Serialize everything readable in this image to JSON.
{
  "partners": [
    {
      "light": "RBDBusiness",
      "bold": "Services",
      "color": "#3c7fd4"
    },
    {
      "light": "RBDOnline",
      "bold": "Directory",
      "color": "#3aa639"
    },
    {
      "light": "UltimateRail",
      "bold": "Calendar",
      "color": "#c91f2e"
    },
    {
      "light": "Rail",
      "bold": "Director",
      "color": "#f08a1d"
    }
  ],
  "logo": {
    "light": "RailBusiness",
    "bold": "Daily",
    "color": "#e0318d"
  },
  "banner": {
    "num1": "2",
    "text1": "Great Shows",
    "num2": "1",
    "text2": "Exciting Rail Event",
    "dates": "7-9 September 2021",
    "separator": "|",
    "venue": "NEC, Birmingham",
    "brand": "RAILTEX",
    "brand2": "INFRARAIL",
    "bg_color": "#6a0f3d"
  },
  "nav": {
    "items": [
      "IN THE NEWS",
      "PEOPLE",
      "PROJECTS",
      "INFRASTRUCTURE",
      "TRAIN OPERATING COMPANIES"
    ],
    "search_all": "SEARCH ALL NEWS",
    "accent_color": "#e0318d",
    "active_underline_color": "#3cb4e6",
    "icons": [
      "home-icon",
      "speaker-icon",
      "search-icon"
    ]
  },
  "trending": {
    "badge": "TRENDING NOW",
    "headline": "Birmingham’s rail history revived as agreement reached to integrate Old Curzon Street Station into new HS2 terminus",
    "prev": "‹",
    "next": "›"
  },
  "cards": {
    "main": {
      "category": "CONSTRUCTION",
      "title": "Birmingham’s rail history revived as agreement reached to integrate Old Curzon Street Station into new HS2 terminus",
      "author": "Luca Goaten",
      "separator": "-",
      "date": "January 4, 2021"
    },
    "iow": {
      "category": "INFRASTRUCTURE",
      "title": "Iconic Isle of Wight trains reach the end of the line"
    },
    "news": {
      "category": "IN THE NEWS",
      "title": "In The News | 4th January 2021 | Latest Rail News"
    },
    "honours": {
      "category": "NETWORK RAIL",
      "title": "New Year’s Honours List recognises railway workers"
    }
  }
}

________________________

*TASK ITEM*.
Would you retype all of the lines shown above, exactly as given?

*RESPONSE TO THIS TASK*.
Serialize everything readable in this image to JSON.
{
  "partners": [
    {
      "light": "RBDBusiness",
      "bold": "Services",
      "color": "#3c7fd4"
    },
    {
      "light": "RBDOnline",
      "bold": "Directory",
      "color": "#3aa639"
    },
    {
      "light": "UltimateRail",
      "bold": "Calendar",
      "color": "#c91f2e"
    },
    {
      "light": "Rail",
      "bold": "Director",
      "color": "#f08a1d"
    }
  ],
  "logo": {
    "light": "RailBusiness",
    "bold": "Daily",
    "color": "#e0318d"
  },
  "banner": {
    "num1": "2",
    "text1": "Great Shows",
    "num2": "1",
    "text2": "Exciting Rail Event",
    "dates": "7-9 September 2021",
    "separator": "|",
    "venue": "NEC, Birmingham",
    "brand": "RAILTEX",
    "brand2": "INFRARAIL",
    "bg_color": "#6a0f3d"
  },
  "nav": {
    "items": [
      "IN THE NEWS",
      "PEOPLE",
      "PROJECTS",
      "INFRASTRUCTURE",
      "TRAIN OPERATING COMPANIES"
    ],
    "search_all": "SEARCH ALL NEWS",
    "accent_color": "#e0318d",
    "active_underline_color": "#3cb4e6",
    "icons": [
      "home-icon",
      "speaker-icon",
      "search-icon"
    ]
  },
  "trending": {
    "badge": "TRENDING NOW",
    "headline": "Birmingham’s rail history revived as agreement reached to integrate Old Curzon Street Station into new HS2 terminus",
    "prev": "‹",
    "next": "›"
  },
  "cards": {
    "main": {
      "category": "CONSTRUCTION",
      "title": "Birmingham’s rail history revived as agreement reached to integrate Old Curzon Street Station into new HS2 terminus",
      "author": "Luca Goaten",
      "separator": "-",
      "date": "January 4, 2021"
    },
    "iow": {
      "category": "INFRASTRUCTURE",
      "title": "Iconic Isle of Wight trains reach the end of the line"
    },
    "news": {
      "category": "IN THE NEWS",
      "title": "In The News | 4th January 2021 | Latest Rail News"
    },
    "honours": {
      "category": "NETWORK RAIL",
      "title": "New Year’s Honours List recognises railway workers"
    }
  }
}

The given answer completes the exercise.